  • Smog (shimmer) – This is warm dark brown shade, perfect for crease work with a dark brown smoky eye. The subtle shimmer adds a lot more depth that the matte shades, due to the light reflecting from the glitter, which in turn helps create a more dramatic look.
  • Darkhorse (shimmer) – This cool dark brown shadow is amazing for the outer section of the eye. It can create dramatic looks, especially if you have a pale skin tone, without being as harsh as a black shade. It can also be used for lining the lower lash line.

photo 3

Toasted, Hustle, Creep and Gunmetal

  • Toasted (shimmer) – This dark pink shadow can swept all over the eye for a simple day time look, and can be used for the crease when creating girly, romantic looks
  • Hustle (shimmer) – This is a deep mauve colour that can create a dramatic look if used in the outer section of the lid. You can leave the line crisp and sharp (by cleaning it up with concealer) or blend it out to create a dreamy look. This colour can, again, be used if black is too harsh on your skin tone.
  • Creep (glitter) –  This is the darkest shade in the palette, and should be used when creating an original smoky eye. It’s a very deep pigmented black, that will create extremely dramatic looks if used in the outer section and left unblended. The glitter texture makes this shadow less versatile, though, it it’s as powerful as a matte black when used to line the lower lash line.
  • Gunmetal (glitter) –  This deep grey colour can be used all over the lid for a slightly more dramatic day time look, or the front section of the eye if creating a smoky eye. This colour will draw out brown/hazel eyes and will make them appear more brown and awake. It can also be used to create a dramatic crease, and blended out can create a gothic-chic look.

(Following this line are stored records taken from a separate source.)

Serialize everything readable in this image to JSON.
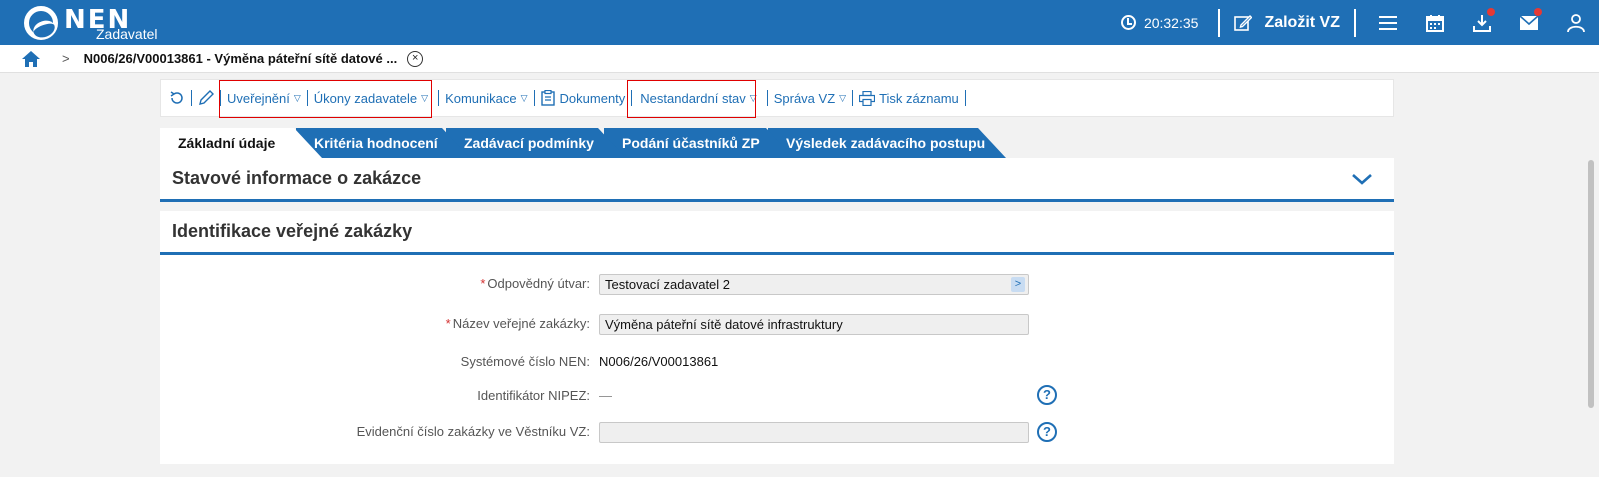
{
  "app": {
    "logo_text": "NEN",
    "logo_sub": "Zadavatel",
    "time": "20:32:35",
    "new_button": "Založit VZ"
  },
  "breadcrumb": {
    "title": "N006/26/V00013861 - Výměna páteřní sítě datové ...",
    "close": "×"
  },
  "toolbar": {
    "publishing": "Uveřejnění",
    "authority_actions": "Úkony zadavatele",
    "communication": "Komunikace",
    "documents": "Dokumenty",
    "nonstandard_state": "Nestandardní stav",
    "vz_management": "Správa VZ",
    "print_record": "Tisk záznamu"
  },
  "tabs": [
    {
      "label": "Základní údaje"
    },
    {
      "label": "Kritéria hodnocení"
    },
    {
      "label": "Zadávací podmínky"
    },
    {
      "label": "Podání účastníků ZP"
    },
    {
      "label": "Výsledek zadávacího postupu"
    }
  ],
  "sections": {
    "status_info": "Stavové informace o zakázce",
    "identification": "Identifikace veřejné zakázky"
  },
  "form": {
    "responsible_unit_label": "Odpovědný útvar:",
    "responsible_unit_value": "Testovací zadavatel 2",
    "contract_name_label": "Název veřejné zakázky:",
    "contract_name_value": "Výměna páteřní sítě datové infrastruktury",
    "system_number_label": "Systémové číslo NEN:",
    "system_number_value": "N006/26/V00013861",
    "nipez_label": "Identifikátor NIPEZ:",
    "nipez_value": "—",
    "journal_number_label": "Evidenční číslo zakázky ve Věstníku VZ:",
    "journal_number_value": "",
    "required_mark": "*",
    "help_mark": "?"
  },
  "colors": {
    "brand": "#1f6fb5",
    "required": "#d32f2f",
    "notification": "#e53935"
  }
}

This palette is essential for make up beginners, and if you’re not sure whether to get Naked, Naked 2 or to wait for Naked 3, I can confidently say this is the place to start. It has colours needed to created a romantic look, a brown smoky eye, an original smoky eye, as well as many other looks, it’s versatile and can be used on every skin tone, skin age and eye colour, as there is a colour suitable for everyone. My only criticisms would be the lack off a matte black shade, needed to line the lower lash line, as well as a simple matte white, if a less harsh highlight is desired. I highly recommend this palette and can’t say enough good things about it! Although a little pricey, averaging at £37, it really is almost all the colours you would need to create daytime, as well as dramatic, looks. A must have! Available from Debenhams (UK) and here!

Thanks for reading!

– Em x

Advertisements

One thought on “Naked Palette by Urban Decay – Review

Leave a Reply

Fill in your details below or click an icon to log in:

WordPress.com Logo

You are commenting using your WordPress.com account. Log Out / Change )

Twitter picture

You are commenting using your Twitter account. Log Out / Change )

Facebook photo

You are commenting using your Facebook account. Log Out / Change )

Google+ photo

You are commenting using your Google+ account. Log Out / Change )

Connecting to %s